The Venetian Affair (1967) is low-key but enjoyable spy cinema, a “technicolor noir” that feels like a cinematic spin-off of the popular spy TV shows of its era. The Man from U.N.C.L.E.’s Robert Vaughn stars as washed-up CIA agent Bill Fenner, now a reporter for a wire service. He’s sent, with a mixture of reluctance and suspicion, to Venice, to cover the suicide bombing of an important conference. Fenner may have left the spy game behind, but it hasn’t left him, and he quickly finds himself on the radar of a former colleague, shifty CIA station chief Frank Rosenfeld (Ed Asner). He soon inserts himself recklessly into the investigation — which gets more complicated when his ex-wife Sandra Fane (Elke Sommer) resurfaces, and turns out to be connected with the intrigue.
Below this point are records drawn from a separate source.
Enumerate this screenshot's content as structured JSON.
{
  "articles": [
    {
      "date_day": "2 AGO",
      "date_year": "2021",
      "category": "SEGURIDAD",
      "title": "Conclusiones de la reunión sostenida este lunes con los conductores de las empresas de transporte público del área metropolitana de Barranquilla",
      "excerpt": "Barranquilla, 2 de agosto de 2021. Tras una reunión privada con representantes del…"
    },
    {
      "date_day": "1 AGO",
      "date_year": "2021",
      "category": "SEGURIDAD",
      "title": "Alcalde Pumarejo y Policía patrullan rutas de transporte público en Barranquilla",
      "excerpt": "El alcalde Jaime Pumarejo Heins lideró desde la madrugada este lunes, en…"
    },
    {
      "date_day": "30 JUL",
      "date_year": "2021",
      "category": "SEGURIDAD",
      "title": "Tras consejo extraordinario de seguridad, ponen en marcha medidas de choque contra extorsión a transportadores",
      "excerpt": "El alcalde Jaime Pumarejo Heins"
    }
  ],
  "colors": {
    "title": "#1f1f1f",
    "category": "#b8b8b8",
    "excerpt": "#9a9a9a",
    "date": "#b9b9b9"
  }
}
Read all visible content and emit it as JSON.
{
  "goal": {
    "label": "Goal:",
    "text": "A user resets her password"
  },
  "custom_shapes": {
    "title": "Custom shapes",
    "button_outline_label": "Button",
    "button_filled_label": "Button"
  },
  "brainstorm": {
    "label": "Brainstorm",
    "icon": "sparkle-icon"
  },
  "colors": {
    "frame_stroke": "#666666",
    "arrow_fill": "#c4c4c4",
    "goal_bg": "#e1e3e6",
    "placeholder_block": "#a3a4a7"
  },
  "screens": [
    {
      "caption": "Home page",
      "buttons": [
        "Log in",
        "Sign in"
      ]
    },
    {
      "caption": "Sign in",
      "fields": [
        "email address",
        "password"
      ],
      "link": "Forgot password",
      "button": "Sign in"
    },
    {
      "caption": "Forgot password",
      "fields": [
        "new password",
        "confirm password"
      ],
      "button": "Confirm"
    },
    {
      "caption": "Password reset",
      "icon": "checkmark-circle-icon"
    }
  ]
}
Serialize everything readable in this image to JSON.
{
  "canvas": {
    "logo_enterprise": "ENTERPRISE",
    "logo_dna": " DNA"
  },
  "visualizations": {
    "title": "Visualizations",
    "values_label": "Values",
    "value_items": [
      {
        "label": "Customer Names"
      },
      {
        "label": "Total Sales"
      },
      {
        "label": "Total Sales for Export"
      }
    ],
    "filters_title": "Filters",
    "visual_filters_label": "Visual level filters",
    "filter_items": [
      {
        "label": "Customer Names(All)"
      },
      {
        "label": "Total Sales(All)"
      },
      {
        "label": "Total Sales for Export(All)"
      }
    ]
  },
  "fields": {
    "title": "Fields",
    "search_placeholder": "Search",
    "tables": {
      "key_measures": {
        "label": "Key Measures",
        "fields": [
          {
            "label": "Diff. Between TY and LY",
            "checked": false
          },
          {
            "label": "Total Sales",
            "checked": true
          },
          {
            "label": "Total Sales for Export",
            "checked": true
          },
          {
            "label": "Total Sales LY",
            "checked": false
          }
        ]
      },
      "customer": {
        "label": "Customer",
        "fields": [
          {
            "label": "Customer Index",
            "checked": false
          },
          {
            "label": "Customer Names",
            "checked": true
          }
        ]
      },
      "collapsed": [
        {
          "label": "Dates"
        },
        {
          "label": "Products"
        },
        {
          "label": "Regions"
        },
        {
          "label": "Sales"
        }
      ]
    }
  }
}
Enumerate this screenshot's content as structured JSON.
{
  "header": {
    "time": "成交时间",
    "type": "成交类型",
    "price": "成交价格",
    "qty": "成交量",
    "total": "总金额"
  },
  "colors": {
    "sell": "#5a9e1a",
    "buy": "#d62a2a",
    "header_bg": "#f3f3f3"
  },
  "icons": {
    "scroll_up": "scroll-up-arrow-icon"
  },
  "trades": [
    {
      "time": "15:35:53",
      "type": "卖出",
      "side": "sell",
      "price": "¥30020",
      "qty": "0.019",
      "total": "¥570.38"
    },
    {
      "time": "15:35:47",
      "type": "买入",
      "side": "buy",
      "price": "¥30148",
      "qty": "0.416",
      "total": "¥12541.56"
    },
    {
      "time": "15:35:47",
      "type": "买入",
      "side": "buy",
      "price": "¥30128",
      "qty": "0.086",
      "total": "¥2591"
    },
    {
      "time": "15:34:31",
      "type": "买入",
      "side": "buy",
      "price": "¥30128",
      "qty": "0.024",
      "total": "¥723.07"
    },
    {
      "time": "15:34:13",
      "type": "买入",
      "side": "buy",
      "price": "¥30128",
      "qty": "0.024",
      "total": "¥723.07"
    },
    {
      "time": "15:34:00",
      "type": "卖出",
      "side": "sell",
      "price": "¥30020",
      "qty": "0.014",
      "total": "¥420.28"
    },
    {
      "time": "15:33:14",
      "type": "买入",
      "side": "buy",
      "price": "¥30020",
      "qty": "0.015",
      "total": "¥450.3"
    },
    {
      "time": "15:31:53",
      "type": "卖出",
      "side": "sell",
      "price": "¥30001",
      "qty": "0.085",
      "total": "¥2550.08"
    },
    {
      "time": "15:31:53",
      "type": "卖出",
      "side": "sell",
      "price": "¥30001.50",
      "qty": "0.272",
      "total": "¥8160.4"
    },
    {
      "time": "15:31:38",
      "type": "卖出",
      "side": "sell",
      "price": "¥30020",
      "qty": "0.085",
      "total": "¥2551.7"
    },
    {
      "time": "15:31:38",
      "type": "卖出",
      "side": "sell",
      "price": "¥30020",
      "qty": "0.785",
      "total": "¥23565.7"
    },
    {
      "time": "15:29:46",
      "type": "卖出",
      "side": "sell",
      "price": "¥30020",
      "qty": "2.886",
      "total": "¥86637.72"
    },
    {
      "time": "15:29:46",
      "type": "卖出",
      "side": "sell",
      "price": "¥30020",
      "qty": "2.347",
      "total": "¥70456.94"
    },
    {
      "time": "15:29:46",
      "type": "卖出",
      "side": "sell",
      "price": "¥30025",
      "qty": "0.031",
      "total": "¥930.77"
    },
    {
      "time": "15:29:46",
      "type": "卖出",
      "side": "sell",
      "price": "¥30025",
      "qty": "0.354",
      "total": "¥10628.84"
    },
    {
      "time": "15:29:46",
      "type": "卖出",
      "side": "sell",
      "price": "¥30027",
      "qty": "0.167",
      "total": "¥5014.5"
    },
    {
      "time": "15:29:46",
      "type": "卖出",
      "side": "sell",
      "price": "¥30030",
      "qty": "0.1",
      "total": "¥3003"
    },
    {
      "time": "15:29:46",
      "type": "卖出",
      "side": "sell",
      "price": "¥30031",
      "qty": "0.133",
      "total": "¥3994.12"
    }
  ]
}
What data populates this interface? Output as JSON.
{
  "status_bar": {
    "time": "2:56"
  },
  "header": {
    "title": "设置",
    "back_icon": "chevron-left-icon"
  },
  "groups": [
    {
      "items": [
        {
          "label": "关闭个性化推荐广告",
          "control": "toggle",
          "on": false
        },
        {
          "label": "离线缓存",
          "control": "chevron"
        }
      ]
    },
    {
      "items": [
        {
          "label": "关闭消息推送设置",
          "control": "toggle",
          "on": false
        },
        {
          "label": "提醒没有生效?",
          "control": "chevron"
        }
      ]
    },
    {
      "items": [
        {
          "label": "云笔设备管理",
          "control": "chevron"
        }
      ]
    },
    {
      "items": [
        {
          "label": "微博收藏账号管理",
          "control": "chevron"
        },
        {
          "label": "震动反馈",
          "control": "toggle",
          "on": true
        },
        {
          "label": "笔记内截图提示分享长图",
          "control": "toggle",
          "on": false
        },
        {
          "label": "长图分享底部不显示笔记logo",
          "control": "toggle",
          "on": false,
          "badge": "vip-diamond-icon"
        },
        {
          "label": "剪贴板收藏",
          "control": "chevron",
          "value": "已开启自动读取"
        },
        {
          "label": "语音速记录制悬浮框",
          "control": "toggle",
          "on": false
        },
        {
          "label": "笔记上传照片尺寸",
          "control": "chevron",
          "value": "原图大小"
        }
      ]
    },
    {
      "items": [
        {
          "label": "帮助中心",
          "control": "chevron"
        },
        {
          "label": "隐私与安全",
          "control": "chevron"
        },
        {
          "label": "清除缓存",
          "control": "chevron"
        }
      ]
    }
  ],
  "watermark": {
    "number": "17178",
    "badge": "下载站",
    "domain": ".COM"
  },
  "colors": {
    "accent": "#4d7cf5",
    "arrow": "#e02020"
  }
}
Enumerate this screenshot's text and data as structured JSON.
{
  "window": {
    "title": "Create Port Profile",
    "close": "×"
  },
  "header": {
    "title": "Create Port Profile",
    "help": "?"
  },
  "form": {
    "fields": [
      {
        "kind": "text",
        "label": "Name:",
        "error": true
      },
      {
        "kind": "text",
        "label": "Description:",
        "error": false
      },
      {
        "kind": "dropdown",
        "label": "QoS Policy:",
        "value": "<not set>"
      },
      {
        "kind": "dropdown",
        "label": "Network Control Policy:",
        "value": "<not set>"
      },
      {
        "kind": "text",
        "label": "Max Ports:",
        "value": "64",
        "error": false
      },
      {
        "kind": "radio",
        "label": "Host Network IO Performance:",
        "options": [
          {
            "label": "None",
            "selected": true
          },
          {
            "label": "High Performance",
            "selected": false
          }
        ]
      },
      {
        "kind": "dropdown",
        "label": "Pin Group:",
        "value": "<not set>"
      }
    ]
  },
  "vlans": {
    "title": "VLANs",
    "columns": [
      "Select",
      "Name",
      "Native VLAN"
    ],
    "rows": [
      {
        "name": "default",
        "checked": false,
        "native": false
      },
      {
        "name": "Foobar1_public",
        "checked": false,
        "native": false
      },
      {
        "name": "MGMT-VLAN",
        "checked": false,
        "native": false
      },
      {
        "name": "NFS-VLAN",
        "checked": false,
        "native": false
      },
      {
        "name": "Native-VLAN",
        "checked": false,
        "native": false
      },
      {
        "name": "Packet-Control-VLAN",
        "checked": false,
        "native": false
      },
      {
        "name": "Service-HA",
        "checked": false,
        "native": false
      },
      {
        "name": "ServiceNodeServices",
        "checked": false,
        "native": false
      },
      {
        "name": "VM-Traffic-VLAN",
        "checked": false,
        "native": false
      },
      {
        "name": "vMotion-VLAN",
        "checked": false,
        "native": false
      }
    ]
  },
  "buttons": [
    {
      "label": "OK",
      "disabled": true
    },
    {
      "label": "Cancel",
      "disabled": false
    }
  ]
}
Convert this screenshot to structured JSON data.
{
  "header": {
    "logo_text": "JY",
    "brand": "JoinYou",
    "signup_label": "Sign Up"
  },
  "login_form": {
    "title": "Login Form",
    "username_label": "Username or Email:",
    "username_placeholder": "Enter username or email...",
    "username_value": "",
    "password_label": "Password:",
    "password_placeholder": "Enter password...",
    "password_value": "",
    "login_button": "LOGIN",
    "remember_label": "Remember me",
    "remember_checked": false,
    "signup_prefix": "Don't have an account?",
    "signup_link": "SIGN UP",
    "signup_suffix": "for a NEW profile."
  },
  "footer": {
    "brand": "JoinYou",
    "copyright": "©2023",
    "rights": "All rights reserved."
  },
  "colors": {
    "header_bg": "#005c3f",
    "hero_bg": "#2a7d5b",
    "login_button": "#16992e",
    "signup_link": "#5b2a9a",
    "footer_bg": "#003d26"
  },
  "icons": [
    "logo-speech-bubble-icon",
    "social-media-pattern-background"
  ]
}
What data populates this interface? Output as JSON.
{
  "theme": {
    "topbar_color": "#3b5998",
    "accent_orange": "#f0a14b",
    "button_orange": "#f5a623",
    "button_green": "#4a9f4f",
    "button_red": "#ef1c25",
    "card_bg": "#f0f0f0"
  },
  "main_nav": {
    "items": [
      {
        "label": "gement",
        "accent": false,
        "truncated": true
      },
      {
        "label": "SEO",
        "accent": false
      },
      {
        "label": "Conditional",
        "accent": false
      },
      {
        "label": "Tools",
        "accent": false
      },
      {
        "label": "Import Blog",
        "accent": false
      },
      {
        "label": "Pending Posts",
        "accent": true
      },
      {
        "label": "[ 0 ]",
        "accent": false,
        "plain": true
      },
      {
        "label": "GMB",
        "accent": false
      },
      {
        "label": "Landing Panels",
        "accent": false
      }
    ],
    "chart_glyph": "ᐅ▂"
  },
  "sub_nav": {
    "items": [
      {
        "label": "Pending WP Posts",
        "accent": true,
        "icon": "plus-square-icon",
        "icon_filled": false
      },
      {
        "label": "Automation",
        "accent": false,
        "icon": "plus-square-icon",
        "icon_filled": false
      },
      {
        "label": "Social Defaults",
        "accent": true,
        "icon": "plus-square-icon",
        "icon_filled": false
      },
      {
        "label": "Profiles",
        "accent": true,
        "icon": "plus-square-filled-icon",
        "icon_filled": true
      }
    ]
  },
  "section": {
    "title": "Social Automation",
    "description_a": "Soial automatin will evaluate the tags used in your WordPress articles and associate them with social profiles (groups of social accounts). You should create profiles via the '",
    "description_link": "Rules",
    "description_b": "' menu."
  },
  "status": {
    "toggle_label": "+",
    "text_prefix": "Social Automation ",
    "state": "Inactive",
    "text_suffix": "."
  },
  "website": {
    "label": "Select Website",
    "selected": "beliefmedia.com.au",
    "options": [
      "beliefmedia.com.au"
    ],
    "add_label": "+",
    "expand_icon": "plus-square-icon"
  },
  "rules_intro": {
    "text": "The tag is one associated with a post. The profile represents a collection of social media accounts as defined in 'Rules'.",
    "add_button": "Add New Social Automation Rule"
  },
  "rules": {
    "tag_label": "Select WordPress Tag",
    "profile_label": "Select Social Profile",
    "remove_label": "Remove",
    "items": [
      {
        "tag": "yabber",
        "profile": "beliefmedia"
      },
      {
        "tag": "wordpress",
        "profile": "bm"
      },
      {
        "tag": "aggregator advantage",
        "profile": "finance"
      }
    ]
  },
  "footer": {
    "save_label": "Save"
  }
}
Colorful, moody, and mostly engaging, The Venetian Affair finds a nice sweet spot between the flashy camp of Bond and the somber cynicism of more serious spy lit. It deploys its locations to great effect, and Lalo Schifrin — in his prime — provides the soundtrack. I much preferred its patient, intelligent build-up to its ultimate revelations. The resolution of the mystery lurches into campy territory, and the final scenes struck me as somewhat anticlimatic. But I enjoyed the journey, and overall this one struck me as both worthy of inclusion and well placed on the list.